Studies on the pathophysiology of the low urine pH in patients with uric acid stones

Kidney Int. 2002 Mar;61(3):988-94. doi: 10.1046/j.1523-1755.2002.00197.x.


Background: A very low urine pH is the major risk factor for uric acid stone formation.

Methods: A subgroup of patients with a history of uric acid stones and a persistently low urine pH (<5.5 for at least 12 h/day) were selected for detailed study.

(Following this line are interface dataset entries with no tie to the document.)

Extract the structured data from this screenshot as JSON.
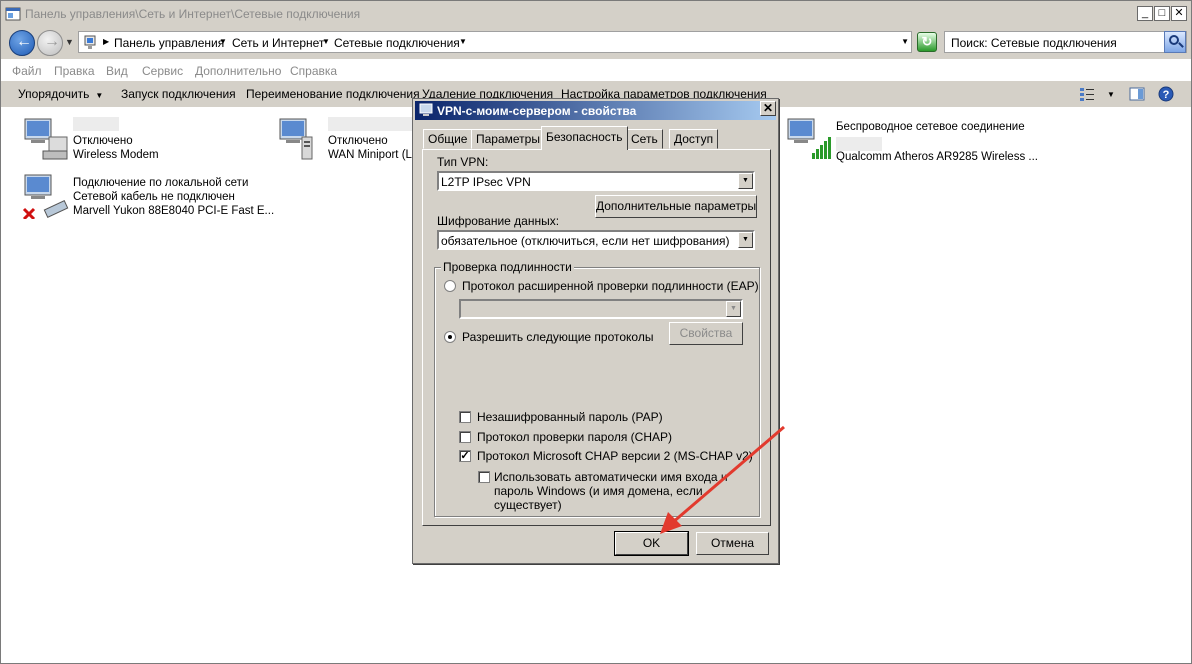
{
  "window": {
    "title": "Панель управления\\Сеть и Интернет\\Сетевые подключения",
    "minimize": "_",
    "maximize": "□",
    "close": "✕"
  },
  "address": {
    "crumbs": [
      "Панель управления",
      "Сеть и Интернет",
      "Сетевые подключения"
    ],
    "search_placeholder": "Поиск: Сетевые подключения"
  },
  "menu": [
    "Файл",
    "Правка",
    "Вид",
    "Сервис",
    "Дополнительно",
    "Справка"
  ],
  "commands": {
    "organize": "Упорядочить",
    "start": "Запуск подключения",
    "rename": "Переименование подключения",
    "delete": "Удаление подключения",
    "settings": "Настройка параметров подключения"
  },
  "connections": [
    {
      "status": "Отключено",
      "device": "Wireless Modem"
    },
    {
      "status": "Отключено",
      "device": "WAN Miniport (L2T"
    },
    {
      "name": "Беспроводное сетевое соединение",
      "device": "Qualcomm Atheros AR9285 Wireless ..."
    },
    {
      "name": "Подключение по локальной сети",
      "status": "Сетевой кабель не подключен",
      "device": "Marvell Yukon 88E8040 PCI-E Fast E..."
    }
  ],
  "dialog": {
    "title": "VPN-с-моим-сервером - свойства",
    "close": "✕",
    "tabs": [
      "Общие",
      "Параметры",
      "Безопасность",
      "Сеть",
      "Доступ"
    ],
    "vpn_type_label": "Тип VPN:",
    "vpn_type_value": "L2TP IPsec VPN",
    "advanced_button": "Дополнительные параметры",
    "encryption_label": "Шифрование данных:",
    "encryption_value": "обязательное (отключиться, если нет шифрования)",
    "auth_group": "Проверка подлинности",
    "eap_radio": "Протокол расширенной проверки подлинности (EAP)",
    "allow_radio": "Разрешить следующие протоколы",
    "properties_button": "Свойства",
    "pap": "Незашифрованный пароль (PAP)",
    "chap": "Протокол проверки пароля (CHAP)",
    "mschapv2": "Протокол Microsoft CHAP версии 2 (MS-CHAP v2)",
    "auto_login_1": "Использовать автоматически имя входа и",
    "auto_login_2": "пароль Windows (и имя домена, если",
    "auto_login_3": "существует)",
    "ok": "OK",
    "cancel": "Отмена",
    "checkmark": "✓"
  },
  "colors": {
    "titlebar": "#0a246a",
    "arrow": "#e23a2e",
    "face": "#d4d0c8"
  }
}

Based on their relative ammonium (NH(+)(4)) and sulfate (SO(2-)(4)) excretions, patients were divided into two groups.

Results: The first group (N = 2) excreted 173 and 139% more NH(+)(4) than SO(2-)(4). Their daily urinary unmeasured anion excretion was higher than their calculated net diet alkali input (38 and 61 vs. 24 and 49 mEq, respectively). In the second group (N = 12), NH(+)(4) excretion was 69 +/- 5% that of SO(2-)(4). In 2 of 12, decreased renal ammoniagenesis was suspected due to a plasma potassium of 5.3 mmol/L and/or a lower GFR (65 and 59 L/day); these patients had an extremely low citrate excretion (3 and 1 mEq/day). In contrast, citrate excretion was not low in the remaining 10 patients (10.4 +/- 1.3 mEq/day).

Conclusions: Patients in group 1 needed a higher NH(+)(4) excretion possibly because of a H+ load from excessive renal excretion of organic anions. We speculate that an alkaline proximal tubular cell pH could be the basis for the low NH(+)(4) and high citrate excretions in 10 of 12 patients in group 2. Dietary factors and/or a molecular lesion may contribute to their pathophysiology.

Publication types

  • Research Support, Non-U.S. Gov't

MeSH terms

  • Adult
  • Ammonia / urine
  • Crystallography, X-Ray
  • Female
  • Humans
  • Hydrogen-Ion Concentration
  • Kidney Calculi / metabolism*
  • Kidney Calculi / urine
  • Male
  • Middle Aged
  • Reference Values
  • Sulfates / urine
  • Uric Acid / metabolism*


  • Sulfates
  • Uric Acid
  • Ammonia